Activity |
Every line of the records below that holds the word "substring" belongs in the answer.
[[ Input, beginning ]]
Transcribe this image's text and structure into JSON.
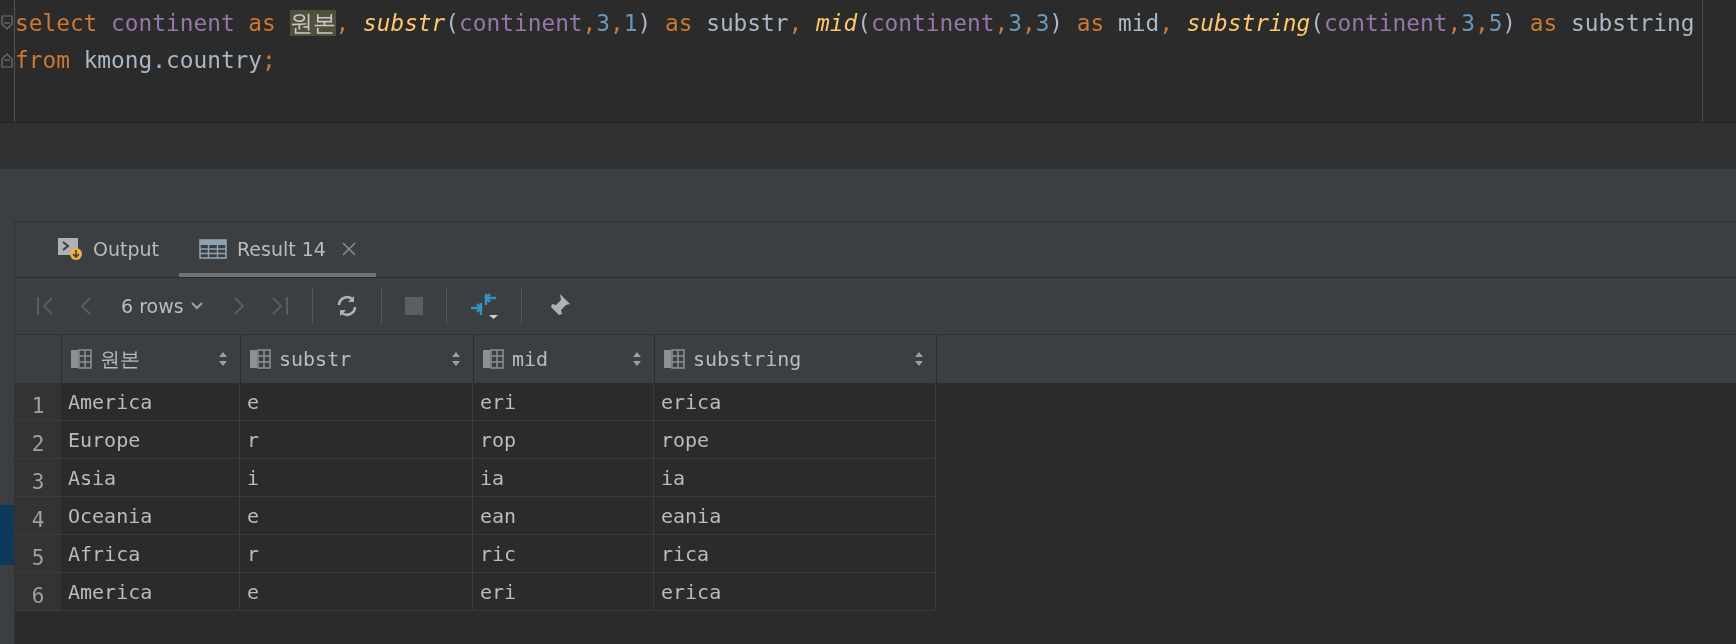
{
  "editor": {
    "lines": [
      {
        "tokens": [
          {
            "kind": "keyword",
            "text": "select "
          },
          {
            "kind": "identifier",
            "text": "continent "
          },
          {
            "kind": "keyword",
            "text": "as "
          },
          {
            "kind": "highlight",
            "text": "원본"
          },
          {
            "kind": "keyword",
            "text": ", "
          },
          {
            "kind": "function",
            "text": "substr"
          },
          {
            "kind": "plain",
            "text": "("
          },
          {
            "kind": "identifier",
            "text": "continent"
          },
          {
            "kind": "keyword",
            "text": ","
          },
          {
            "kind": "number",
            "text": "3"
          },
          {
            "kind": "keyword",
            "text": ","
          },
          {
            "kind": "number",
            "text": "1"
          },
          {
            "kind": "plain",
            "text": ") "
          },
          {
            "kind": "keyword",
            "text": "as"
          },
          {
            "kind": "plain",
            "text": " substr"
          },
          {
            "kind": "keyword",
            "text": ", "
          },
          {
            "kind": "function",
            "text": "mid"
          },
          {
            "kind": "plain",
            "text": "("
          },
          {
            "kind": "identifier",
            "text": "continent"
          },
          {
            "kind": "keyword",
            "text": ","
          },
          {
            "kind": "number",
            "text": "3"
          },
          {
            "kind": "keyword",
            "text": ","
          },
          {
            "kind": "number",
            "text": "3"
          },
          {
            "kind": "plain",
            "text": ") "
          },
          {
            "kind": "keyword",
            "text": "as"
          },
          {
            "kind": "plain",
            "text": " mid"
          },
          {
            "kind": "keyword",
            "text": ", "
          },
          {
            "kind": "function",
            "text": "substring"
          },
          {
            "kind": "plain",
            "text": "("
          },
          {
            "kind": "identifier",
            "text": "continent"
          },
          {
            "kind": "keyword",
            "text": ","
          },
          {
            "kind": "number",
            "text": "3"
          },
          {
            "kind": "keyword",
            "text": ","
          },
          {
            "kind": "number",
            "text": "5"
          },
          {
            "kind": "plain",
            "text": ") "
          },
          {
            "kind": "keyword",
            "text": "as"
          },
          {
            "kind": "plain",
            "text": " substring"
          }
        ]
      },
      {
        "tokens": [
          {
            "kind": "keyword",
            "text": "from"
          },
          {
            "kind": "plain",
            "text": " kmong.country"
          },
          {
            "kind": "keyword",
            "text": ";"
          }
        ]
      }
    ]
  },
  "tabs": [
    {
      "label": "Output",
      "kind": "output",
      "selected": false
    },
    {
      "label": "Result 14",
      "kind": "result",
      "selected": true
    }
  ],
  "toolbar": {
    "rows_label": "6 rows"
  },
  "table": {
    "columns": [
      "원본",
      "substr",
      "mid",
      "substring"
    ],
    "rows": [
      {
        "number": "1",
        "cells": [
          "America",
          "e",
          "eri",
          "erica"
        ]
      },
      {
        "number": "2",
        "cells": [
          "Europe",
          "r",
          "rop",
          "rope"
        ]
      },
      {
        "number": "3",
        "cells": [
          "Asia",
          "i",
          "ia",
          "ia"
        ]
      },
      {
        "number": "4",
        "cells": [
          "Oceania",
          "e",
          "ean",
          "eania"
        ]
      },
      {
        "number": "5",
        "cells": [
          "Africa",
          "r",
          "ric",
          "rica"
        ]
      },
      {
        "number": "6",
        "cells": [
          "America",
          "e",
          "eri",
          "erica"
        ]
      }
    ]
  }
}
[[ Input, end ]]
Exercise result |
            "text": "substring"
            "text": " substring"
      "substring"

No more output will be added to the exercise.